There's more flexibility for those wishing to acquire digital printing systems, which often can be leased from the vendors in packages that include consumables and service. But, smaller companies and those deemed credit risks may have to offer personal guarantees in order to qualify for these leasing deals, Williams says.
If raising money for buying equipment is difficult, funding the acquisition of another company belongs with the labors of Hercules. Williams says that although printing companies with strong balance sheets, cash in the bank, and consistent profits still have a shot at securing M&A financing from lenders, they're not typical of the industry at large. For those who can't demonstrate the "significantly better credit quality" that the banks now are insisting upon, says Williams, this kind of borrowing is "almost impossible now."
"Don't Give Up"
Fortunately, however, there can be paths to successful M&A transactions even in the absence of traditional funding from the banks. "Don't give up just because of the financing," urges Peter Schaefer, partner, New Direction Partners. To insure survival in this time of industry consolidation, he says, every printing firm should position itself either as an acquirer or as an acquisition target. In either case, the trick is to "be creative" in structuring a deal that doesn't require a large amount of cash to make the merger happen.

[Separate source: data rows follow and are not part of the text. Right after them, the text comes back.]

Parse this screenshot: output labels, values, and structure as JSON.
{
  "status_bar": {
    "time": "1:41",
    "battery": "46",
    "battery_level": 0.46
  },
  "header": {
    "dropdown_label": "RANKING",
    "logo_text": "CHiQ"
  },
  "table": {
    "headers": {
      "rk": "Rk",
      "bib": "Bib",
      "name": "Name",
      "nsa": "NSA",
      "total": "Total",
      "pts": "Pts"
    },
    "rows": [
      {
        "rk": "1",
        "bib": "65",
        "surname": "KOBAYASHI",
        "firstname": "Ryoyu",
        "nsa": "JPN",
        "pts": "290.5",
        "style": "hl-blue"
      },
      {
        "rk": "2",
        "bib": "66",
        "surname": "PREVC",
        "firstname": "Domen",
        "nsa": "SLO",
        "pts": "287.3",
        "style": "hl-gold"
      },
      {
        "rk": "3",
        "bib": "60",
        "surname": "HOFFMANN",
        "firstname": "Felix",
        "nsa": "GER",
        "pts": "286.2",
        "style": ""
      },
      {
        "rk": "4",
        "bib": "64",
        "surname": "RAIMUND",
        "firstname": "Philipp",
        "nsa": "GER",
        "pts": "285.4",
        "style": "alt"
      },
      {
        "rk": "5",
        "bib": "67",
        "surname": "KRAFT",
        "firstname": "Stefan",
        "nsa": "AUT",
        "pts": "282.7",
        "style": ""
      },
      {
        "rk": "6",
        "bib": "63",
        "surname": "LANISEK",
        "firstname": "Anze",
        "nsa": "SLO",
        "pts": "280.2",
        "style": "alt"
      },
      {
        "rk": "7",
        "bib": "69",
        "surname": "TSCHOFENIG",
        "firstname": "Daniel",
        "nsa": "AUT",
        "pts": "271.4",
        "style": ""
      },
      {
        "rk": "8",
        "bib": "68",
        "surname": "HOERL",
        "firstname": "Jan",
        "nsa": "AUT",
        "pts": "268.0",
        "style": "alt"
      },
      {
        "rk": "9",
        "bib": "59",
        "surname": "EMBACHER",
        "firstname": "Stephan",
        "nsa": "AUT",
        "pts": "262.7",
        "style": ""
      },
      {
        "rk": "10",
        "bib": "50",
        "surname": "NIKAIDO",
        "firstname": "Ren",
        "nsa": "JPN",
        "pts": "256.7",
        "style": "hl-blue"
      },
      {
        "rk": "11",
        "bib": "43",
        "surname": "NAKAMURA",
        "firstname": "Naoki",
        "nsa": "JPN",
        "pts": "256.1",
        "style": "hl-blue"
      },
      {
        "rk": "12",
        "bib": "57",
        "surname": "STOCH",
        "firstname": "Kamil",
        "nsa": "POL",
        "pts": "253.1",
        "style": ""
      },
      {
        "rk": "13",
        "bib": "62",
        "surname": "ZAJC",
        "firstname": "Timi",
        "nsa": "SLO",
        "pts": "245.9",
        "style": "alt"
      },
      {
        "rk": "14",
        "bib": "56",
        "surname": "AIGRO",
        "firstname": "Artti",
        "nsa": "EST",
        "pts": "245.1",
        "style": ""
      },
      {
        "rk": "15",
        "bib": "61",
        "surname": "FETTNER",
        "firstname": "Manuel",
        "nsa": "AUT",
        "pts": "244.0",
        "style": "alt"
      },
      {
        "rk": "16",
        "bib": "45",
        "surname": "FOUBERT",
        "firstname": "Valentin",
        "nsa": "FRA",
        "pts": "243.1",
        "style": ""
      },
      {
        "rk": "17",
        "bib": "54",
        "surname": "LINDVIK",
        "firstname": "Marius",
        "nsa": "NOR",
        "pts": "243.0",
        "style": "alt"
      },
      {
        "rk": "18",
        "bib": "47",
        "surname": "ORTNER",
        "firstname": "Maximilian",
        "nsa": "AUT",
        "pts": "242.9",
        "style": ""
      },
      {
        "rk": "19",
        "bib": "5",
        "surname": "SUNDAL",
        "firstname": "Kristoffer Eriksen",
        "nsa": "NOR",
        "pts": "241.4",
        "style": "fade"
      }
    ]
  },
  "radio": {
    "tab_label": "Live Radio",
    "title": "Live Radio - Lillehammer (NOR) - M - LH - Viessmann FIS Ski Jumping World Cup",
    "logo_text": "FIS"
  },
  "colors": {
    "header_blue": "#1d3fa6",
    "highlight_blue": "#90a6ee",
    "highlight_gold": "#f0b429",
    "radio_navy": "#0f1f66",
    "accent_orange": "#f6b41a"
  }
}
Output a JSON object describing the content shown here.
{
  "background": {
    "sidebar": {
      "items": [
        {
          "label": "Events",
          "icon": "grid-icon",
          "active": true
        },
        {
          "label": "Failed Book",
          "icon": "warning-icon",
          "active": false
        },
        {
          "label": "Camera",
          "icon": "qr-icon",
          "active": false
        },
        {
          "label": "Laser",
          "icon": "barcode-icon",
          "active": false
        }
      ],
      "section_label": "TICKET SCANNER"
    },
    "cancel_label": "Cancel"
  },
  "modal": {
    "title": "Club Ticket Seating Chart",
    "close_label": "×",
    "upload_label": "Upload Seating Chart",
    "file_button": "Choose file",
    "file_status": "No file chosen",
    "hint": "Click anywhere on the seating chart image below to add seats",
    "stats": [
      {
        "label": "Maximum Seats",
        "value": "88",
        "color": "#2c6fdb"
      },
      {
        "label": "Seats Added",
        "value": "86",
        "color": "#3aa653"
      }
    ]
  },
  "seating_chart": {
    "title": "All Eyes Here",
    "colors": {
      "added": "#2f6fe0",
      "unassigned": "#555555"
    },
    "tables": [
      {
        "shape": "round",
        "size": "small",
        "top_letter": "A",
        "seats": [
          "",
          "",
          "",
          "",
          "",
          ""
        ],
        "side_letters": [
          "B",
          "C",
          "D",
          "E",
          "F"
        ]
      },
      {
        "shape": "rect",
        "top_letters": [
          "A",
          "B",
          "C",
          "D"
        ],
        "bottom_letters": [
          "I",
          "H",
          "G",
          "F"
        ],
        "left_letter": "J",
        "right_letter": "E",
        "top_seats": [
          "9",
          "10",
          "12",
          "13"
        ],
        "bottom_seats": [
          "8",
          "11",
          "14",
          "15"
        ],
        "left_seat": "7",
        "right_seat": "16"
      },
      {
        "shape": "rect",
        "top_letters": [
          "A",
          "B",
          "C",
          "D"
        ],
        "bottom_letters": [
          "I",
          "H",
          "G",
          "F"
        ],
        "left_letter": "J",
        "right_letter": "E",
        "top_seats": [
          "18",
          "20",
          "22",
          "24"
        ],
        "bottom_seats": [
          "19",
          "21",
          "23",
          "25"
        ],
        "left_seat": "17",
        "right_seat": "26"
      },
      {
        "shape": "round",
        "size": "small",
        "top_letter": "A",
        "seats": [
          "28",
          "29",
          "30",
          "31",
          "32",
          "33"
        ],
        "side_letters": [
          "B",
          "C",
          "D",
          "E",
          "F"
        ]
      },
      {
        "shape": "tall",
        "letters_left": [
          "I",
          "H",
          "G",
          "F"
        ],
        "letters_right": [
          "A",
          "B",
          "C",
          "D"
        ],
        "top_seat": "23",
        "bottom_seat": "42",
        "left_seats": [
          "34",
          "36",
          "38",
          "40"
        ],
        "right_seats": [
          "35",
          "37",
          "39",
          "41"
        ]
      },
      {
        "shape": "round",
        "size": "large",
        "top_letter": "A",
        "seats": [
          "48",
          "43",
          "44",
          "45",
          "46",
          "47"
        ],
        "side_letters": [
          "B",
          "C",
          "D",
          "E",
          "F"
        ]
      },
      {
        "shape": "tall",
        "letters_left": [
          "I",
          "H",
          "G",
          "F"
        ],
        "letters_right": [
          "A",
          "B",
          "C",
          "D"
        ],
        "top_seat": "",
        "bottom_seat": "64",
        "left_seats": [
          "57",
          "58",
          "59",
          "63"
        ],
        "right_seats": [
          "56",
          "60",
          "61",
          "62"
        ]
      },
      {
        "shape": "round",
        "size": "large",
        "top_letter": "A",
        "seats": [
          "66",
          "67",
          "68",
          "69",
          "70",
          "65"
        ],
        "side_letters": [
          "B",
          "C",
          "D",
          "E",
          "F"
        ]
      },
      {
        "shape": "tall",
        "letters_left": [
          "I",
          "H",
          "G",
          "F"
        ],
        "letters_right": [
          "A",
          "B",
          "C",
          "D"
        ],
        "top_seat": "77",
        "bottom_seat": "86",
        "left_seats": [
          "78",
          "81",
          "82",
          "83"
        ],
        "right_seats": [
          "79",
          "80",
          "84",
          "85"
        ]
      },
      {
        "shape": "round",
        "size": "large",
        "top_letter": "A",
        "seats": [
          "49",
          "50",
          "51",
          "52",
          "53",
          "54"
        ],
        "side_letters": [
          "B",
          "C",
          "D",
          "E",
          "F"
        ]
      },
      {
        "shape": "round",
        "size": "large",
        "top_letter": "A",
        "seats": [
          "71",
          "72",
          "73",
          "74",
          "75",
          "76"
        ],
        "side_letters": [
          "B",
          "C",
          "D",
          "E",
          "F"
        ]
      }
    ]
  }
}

To moot the need for financing, New Direction Partners favors the type of transaction known as a tuck-in: an acquisition in which the seller is paid in the form of an earn-out based on future sales. In a tuck-in, says Schaefer, the buyer can proceed with minimal risk and without tying up hard-to-come-by capital. By agreeing to forgo cash at closing, the seller can close the deal on favorable terms that might not be achievable otherwise.
"Clearly 2009 was a year when you had to be a masochist to be a banker," declares The Monitor. Printers also remember it as a year when there was plenty of suffering to go around, particularly when it came to securing loans. Schaefer and Williams agree that although the pain is subsiding, the comfort zone of ready capital remains out of reach. They urge printers to seek expert advice about other strategies until "normalcy," whatever that may turn out to be, comes back to the much-battered banking industry.